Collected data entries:
-------------------------
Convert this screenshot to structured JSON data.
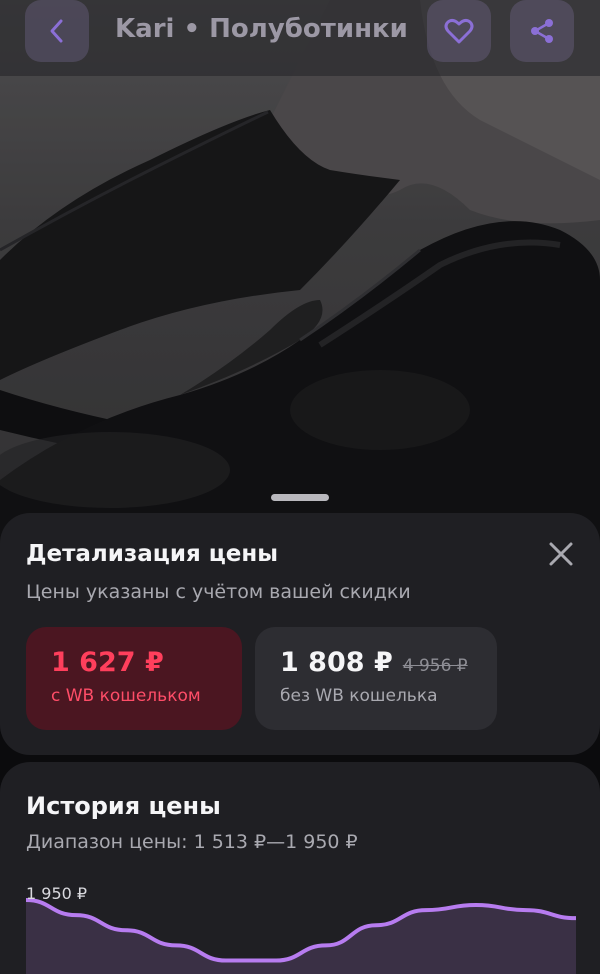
{
  "header": {
    "title": "Kari • Полуботинки ...",
    "back_icon": "chevron-left-icon",
    "favorite_icon": "heart-icon",
    "share_icon": "share-icon"
  },
  "price_details": {
    "title": "Детализация цены",
    "subtitle": "Цены указаны с учётом вашей скидки",
    "close_icon": "close-icon",
    "with_wallet": {
      "price": "1 627 ₽",
      "note": "с WB кошельком",
      "color": "#ff3f5c"
    },
    "without_wallet": {
      "price": "1 808 ₽",
      "old_price": "4 956 ₽",
      "note": "без WB кошелька"
    }
  },
  "price_history": {
    "title": "История цены",
    "range_label": "Диапазон цены: 1 513 ₽—1 950 ₽",
    "y_max_label": "1 950 ₽",
    "line_color": "#b77cf0"
  },
  "chart_data": {
    "type": "area",
    "y_max_label": "1 950 ₽",
    "values": [
      1950,
      1935,
      1920,
      1905,
      1890,
      1890,
      1905,
      1925,
      1940,
      1945,
      1940,
      1932
    ]
  }
}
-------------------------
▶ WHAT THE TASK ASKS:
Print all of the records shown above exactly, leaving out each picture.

▶ WRITTEN ANSWER:
Convert this screenshot to structured JSON data.
{
  "header": {
    "title": "Kari • Полуботинки ...",
    "back_icon": "chevron-left-icon",
    "favorite_icon": "heart-icon",
    "share_icon": "share-icon"
  },
  "price_details": {
    "title": "Детализация цены",
    "subtitle": "Цены указаны с учётом вашей скидки",
    "close_icon": "close-icon",
    "with_wallet": {
      "price": "1 627 ₽",
      "note": "с WB кошельком",
      "color": "#ff3f5c"
    },
    "without_wallet": {
      "price": "1 808 ₽",
      "old_price": "4 956 ₽",
      "note": "без WB кошелька"
    }
  },
  "price_history": {
    "title": "История цены",
    "range_label": "Диапазон цены: 1 513 ₽—1 950 ₽",
    "y_max_label": "1 950 ₽",
    "line_color": "#b77cf0"
  },
  "chart_data": {
    "type": "area",
    "y_max_label": "1 950 ₽",
    "values": [
      1950,
      1935,
      1920,
      1905,
      1890,
      1890,
      1905,
      1925,
      1940,
      1945,
      1940,
      1932
    ]
  }
}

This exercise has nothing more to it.